Website and app data records:
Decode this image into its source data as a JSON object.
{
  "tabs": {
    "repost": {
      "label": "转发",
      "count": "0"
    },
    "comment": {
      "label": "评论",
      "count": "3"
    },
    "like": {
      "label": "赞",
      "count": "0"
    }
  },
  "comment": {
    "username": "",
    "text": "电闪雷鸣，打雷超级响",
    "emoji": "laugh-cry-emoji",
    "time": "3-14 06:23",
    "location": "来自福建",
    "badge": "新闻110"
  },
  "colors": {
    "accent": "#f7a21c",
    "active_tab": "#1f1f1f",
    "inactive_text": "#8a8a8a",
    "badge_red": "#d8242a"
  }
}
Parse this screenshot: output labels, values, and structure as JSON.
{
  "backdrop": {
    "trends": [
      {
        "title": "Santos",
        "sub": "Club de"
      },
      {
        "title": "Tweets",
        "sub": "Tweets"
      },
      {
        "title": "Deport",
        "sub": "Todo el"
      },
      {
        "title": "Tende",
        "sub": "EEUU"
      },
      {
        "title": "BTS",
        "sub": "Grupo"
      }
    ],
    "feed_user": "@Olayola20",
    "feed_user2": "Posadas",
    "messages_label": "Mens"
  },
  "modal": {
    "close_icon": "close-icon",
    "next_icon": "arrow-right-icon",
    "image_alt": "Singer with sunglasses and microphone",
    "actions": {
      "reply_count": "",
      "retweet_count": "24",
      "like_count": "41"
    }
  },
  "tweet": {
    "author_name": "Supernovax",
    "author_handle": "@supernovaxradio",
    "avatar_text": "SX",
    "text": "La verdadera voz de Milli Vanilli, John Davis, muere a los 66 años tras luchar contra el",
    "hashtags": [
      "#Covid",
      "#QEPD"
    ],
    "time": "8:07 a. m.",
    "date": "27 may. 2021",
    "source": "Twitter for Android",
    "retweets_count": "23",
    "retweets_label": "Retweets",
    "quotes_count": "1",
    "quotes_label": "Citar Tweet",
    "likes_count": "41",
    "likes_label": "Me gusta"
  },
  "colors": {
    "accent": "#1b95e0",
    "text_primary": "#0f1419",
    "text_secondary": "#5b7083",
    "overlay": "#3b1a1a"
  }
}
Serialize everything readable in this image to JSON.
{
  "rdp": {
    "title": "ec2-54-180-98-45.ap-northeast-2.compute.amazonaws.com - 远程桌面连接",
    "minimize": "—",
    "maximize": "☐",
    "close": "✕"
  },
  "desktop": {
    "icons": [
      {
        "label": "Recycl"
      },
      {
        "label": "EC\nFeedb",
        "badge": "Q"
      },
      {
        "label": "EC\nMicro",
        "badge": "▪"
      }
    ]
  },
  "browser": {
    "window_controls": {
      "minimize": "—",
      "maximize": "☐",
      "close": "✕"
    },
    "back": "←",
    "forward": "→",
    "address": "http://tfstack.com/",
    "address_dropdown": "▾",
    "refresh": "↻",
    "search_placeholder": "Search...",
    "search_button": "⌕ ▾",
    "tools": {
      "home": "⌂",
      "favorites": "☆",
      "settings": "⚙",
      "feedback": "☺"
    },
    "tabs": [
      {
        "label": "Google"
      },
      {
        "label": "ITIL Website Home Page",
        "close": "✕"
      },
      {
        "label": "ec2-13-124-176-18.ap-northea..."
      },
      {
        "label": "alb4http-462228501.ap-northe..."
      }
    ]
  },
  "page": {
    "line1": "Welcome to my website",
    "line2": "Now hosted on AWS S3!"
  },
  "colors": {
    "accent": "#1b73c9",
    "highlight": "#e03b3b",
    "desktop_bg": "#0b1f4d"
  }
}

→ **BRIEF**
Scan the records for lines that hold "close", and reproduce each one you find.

→ **ANSWER TO THE PROBLEM**
    "close_icon": "close-icon",
    "close": "✕"
      "close": "✕"
        "close": "✕"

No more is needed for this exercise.